== What is being asked ==
Copy out each line of the data holding "hint".

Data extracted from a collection
--
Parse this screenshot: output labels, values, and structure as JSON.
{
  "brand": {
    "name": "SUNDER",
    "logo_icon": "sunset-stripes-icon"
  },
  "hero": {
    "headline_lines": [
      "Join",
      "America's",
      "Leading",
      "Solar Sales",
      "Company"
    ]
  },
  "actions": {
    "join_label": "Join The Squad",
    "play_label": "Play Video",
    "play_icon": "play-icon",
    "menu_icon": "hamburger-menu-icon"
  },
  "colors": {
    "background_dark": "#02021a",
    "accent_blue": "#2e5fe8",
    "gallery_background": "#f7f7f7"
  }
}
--
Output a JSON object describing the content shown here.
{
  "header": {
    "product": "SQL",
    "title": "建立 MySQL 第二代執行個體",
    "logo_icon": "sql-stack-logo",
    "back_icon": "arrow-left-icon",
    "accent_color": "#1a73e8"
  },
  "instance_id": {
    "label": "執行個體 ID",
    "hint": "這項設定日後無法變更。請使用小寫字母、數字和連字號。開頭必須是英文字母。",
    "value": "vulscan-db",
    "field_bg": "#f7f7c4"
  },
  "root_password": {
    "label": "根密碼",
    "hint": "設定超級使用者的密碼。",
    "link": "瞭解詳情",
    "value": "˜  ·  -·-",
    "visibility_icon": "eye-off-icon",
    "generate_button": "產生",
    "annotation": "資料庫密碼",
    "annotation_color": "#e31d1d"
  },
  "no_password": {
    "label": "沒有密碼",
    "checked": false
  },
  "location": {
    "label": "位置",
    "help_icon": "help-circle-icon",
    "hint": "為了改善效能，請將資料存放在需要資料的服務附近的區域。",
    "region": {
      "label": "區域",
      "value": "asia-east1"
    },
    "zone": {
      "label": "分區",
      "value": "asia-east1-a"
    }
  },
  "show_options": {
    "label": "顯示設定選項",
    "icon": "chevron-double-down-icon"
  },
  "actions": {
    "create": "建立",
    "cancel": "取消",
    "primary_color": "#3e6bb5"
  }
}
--
== Problem solution ==
    "hint": "這項設定日後無法變更。請使用小寫字母、數字和連字號。開頭必須是英文字母。",
    "hint": "設定超級使用者的密碼。",
    "hint": "為了改善效能，請將資料存放在需要資料的服務附近的區域。",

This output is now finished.